- _Work required_
Take every line containing "Lezen" from the material and copy it.

- _Entries supplied_
== Segment start ==
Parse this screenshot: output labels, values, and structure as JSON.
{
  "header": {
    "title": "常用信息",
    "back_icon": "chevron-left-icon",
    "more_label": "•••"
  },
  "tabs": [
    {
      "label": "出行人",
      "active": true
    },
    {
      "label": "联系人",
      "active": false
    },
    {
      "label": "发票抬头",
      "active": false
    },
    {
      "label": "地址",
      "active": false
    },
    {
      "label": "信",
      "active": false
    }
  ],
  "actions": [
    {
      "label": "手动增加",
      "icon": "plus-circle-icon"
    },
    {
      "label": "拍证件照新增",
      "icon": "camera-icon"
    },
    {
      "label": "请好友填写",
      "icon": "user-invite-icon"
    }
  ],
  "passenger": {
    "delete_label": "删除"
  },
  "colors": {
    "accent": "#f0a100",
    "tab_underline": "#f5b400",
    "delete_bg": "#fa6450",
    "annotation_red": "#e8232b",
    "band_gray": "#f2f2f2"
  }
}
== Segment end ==
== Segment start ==
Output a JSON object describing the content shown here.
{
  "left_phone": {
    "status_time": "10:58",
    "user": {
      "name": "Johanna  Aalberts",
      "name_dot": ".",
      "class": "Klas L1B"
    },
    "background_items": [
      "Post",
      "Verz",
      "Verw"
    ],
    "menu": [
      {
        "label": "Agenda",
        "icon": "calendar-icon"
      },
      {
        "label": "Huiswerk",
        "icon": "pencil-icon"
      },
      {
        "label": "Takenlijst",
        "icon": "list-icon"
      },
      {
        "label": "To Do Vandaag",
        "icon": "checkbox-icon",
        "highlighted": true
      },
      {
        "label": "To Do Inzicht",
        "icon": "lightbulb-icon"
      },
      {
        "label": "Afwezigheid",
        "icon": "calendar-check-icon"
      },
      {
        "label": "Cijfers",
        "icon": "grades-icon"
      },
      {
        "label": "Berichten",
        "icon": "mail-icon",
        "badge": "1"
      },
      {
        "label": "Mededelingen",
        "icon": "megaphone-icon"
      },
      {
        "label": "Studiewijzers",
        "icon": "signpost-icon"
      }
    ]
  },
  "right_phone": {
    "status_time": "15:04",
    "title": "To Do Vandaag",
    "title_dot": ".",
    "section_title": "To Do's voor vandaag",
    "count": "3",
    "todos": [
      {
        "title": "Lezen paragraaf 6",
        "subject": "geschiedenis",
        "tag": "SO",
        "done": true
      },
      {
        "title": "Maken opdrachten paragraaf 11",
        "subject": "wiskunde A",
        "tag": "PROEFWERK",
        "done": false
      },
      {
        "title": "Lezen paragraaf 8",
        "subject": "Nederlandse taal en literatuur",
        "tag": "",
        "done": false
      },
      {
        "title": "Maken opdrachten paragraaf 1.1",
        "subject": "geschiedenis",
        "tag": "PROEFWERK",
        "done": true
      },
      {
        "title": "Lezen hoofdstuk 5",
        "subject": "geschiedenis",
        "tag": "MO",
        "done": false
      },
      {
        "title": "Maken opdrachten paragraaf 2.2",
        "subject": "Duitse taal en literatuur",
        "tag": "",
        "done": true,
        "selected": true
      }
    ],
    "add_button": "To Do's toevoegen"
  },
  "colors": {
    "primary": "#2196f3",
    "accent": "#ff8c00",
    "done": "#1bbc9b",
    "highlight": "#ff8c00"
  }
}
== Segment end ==
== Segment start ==
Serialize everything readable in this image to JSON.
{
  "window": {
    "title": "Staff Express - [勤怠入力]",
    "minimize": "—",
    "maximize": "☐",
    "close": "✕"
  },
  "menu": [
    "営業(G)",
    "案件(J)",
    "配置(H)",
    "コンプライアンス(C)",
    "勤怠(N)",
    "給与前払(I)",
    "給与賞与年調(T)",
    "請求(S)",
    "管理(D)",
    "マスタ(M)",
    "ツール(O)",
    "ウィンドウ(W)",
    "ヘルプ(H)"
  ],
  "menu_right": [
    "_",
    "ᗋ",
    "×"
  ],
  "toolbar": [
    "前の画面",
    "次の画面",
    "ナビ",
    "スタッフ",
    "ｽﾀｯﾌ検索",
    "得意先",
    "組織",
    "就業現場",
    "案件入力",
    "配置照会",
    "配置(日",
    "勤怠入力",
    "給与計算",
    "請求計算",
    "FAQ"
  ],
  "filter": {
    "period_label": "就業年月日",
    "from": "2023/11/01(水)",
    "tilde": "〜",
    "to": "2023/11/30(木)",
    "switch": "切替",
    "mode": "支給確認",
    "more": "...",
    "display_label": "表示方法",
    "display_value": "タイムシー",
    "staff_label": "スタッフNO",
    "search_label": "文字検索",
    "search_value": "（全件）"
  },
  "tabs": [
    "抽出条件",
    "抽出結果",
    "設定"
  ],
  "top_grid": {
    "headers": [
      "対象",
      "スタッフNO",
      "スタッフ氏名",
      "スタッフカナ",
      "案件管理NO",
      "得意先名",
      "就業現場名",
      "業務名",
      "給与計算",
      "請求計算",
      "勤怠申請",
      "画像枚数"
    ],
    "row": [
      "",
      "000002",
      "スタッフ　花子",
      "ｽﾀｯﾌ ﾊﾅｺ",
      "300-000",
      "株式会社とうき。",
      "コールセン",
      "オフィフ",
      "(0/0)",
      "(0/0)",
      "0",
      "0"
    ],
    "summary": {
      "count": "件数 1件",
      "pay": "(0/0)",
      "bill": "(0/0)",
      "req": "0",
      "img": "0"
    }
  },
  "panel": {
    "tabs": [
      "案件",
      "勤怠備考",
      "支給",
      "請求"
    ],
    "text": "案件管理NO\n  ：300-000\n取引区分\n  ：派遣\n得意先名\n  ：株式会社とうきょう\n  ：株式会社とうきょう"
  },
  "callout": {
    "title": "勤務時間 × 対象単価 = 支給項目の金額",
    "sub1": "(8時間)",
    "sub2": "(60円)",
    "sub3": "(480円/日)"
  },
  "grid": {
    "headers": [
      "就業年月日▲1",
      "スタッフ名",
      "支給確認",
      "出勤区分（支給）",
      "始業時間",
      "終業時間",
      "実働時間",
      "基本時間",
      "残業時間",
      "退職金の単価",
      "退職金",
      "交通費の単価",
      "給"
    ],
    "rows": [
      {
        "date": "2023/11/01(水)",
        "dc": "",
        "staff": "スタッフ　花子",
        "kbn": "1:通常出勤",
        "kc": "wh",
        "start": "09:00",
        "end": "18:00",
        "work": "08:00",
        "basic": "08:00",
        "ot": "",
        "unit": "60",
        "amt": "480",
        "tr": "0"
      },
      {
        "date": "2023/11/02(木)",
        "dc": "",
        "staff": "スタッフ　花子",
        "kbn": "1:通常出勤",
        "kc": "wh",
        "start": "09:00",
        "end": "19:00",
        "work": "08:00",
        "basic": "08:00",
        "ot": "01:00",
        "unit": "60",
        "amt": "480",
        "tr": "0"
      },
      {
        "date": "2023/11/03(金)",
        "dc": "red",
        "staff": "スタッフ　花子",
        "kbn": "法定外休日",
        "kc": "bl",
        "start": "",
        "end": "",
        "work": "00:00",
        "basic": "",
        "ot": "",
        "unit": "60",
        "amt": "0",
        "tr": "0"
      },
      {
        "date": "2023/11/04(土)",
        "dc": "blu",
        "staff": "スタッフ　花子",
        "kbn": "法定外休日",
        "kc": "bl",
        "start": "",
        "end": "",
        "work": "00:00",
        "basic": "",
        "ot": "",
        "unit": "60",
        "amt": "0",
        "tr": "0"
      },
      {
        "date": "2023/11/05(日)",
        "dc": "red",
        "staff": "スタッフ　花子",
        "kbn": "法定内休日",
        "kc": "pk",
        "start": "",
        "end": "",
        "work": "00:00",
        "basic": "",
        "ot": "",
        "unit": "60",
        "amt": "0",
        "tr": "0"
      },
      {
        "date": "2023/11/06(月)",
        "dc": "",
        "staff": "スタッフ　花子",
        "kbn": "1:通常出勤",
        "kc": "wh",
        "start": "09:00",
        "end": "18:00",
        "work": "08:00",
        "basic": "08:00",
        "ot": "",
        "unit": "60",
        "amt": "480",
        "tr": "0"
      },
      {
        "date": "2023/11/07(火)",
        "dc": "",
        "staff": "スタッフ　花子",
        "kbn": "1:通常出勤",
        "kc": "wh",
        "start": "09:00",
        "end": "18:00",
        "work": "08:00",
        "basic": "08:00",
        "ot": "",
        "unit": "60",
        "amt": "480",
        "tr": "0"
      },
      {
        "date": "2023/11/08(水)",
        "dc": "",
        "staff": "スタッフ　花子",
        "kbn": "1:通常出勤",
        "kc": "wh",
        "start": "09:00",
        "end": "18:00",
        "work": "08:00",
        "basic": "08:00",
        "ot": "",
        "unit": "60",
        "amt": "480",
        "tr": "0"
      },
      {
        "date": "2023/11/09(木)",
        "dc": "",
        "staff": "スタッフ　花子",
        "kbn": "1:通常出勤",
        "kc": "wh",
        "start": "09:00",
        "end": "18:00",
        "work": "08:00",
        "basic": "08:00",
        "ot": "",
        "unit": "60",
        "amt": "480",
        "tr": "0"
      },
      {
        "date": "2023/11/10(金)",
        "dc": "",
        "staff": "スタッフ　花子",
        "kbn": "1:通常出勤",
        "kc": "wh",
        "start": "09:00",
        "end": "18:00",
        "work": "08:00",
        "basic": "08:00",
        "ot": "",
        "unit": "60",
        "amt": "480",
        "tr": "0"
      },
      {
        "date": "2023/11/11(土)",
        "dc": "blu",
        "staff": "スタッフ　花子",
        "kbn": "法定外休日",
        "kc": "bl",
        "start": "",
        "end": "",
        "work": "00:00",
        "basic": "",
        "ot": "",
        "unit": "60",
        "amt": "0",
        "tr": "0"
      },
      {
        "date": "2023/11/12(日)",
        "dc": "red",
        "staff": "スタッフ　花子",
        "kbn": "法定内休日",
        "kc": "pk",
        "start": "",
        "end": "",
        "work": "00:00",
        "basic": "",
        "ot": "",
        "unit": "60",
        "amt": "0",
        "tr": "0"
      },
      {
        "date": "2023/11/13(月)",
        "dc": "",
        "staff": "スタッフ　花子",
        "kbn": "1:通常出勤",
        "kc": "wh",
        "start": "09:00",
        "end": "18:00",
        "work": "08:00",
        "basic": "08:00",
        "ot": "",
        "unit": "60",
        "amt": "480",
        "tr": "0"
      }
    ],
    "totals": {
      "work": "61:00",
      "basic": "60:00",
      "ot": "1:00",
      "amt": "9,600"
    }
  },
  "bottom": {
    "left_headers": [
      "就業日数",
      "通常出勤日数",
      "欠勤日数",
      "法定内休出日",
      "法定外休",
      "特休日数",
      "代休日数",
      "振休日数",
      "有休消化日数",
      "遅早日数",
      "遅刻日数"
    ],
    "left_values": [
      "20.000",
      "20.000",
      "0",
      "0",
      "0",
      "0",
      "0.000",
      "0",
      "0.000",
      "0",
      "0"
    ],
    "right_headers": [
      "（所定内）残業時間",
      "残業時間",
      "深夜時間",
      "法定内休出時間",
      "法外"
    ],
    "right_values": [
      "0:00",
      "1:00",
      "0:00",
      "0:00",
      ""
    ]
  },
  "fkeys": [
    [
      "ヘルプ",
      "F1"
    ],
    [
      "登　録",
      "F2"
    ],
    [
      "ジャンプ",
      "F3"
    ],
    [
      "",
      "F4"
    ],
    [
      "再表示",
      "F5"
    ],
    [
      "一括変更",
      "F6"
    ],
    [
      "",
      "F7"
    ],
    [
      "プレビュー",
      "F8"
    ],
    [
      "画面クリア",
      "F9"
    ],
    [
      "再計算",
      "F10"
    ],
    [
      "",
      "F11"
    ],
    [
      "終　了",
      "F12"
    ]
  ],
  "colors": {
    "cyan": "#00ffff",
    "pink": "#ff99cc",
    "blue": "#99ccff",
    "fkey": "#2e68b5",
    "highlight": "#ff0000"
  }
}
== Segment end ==
- _Answer section_
        "title": "Lezen paragraaf 6",
        "title": "Lezen paragraaf 8",
        "title": "Lezen hoofdstuk 5",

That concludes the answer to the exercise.